Moreover, it is important to understand that it is impossible to say that the agreement will deliver the intended benefits. Far from concluding Brexit, the date of our departure on the 29th March will usher in a prolonged period of intense negotiation. There is little doubt that the Future Trade Agreement negotiations will be used by some EU countries such as Spain to try to extract bilateral concessions on issues like Gibraltar. Any future trade agreement needs unanimity of all twenty seven member states. For those who wish to bring the debate on Brexit to an end so that we can focus on other matters, the deal on offer cannot meet that hope.
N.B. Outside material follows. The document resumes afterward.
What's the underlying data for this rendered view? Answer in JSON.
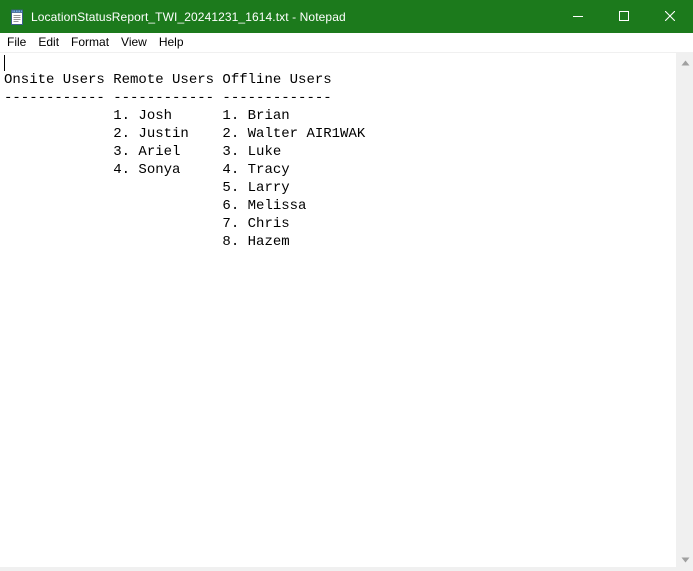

Indeed one of the matters that concern me particularly is that there are some of my colleagues at Westminster who clearly see this agreement as merely a device to ensure departure on the 29th March and intend to try to change or dismantle its terms afterwards. This reinforces my view that it is unlikely to resolve Brexit at all. We are still at the start of a process not at its end.
As I argued in and after the 2016 referendum, I believe that the decision of the UK to leave the EU is a historic mistake. For all its undoubted flaws it has helped deliver economic growth and stability for us and our near neighbourhood over the period of our participation in it. The proclaimed advantages of leaving are speculative and the evidence of the damage which leaving is causing us is now present, including a substantial reduction in inward investment on which our recent economic growth has depended. Some of that damage may diminish with time if there is certainty to our future relationship. But the political turmoil which Brexit has unleashed does not make me optimistic about this.
But I am also very mindful that the result of the 2016 referendum cannot be ignored. If the public wish to have Brexit on the terms offered by the Prime Minister then they are entitled to get it irrespective of my own personal views. Similarly if there were alternative forms of Brexit that were certain and legally and constitutionally deliverable by Parliament they must merit consideration. Equally however, I do not think that we can close our mind to the possibility that the public could have changed its opinion on the desirability of Brexit altogether. We are now over two and a half years from the 2016 Referendum and the realities we are facing now bear little relationship to the debates that were taking place then. I entirely reject the view that a referendum result cannot be revisited if circumstances change. That is the opposite of democracy.
This is why I believe that a further referendum to consult the public on the choices before us is desirable. It presupposes no single outcome and offers the best chance of resolving a prolonged national crisis. I will therefore be working at Westminster with like minded colleagues to try to promote it. But I will also endeavour to co-operate with all colleagues who support and promote rational plans for resolving the current parliamentary deadlock, in the event of the Government”s current deal being rejected. Should an attempt be made by the Labour Party to bring down the Government on a motion of No Confidence following any defeat of the Prime Minister’s deal, I will, of course, support the Prime Minister.
Dominic Grieve QC MP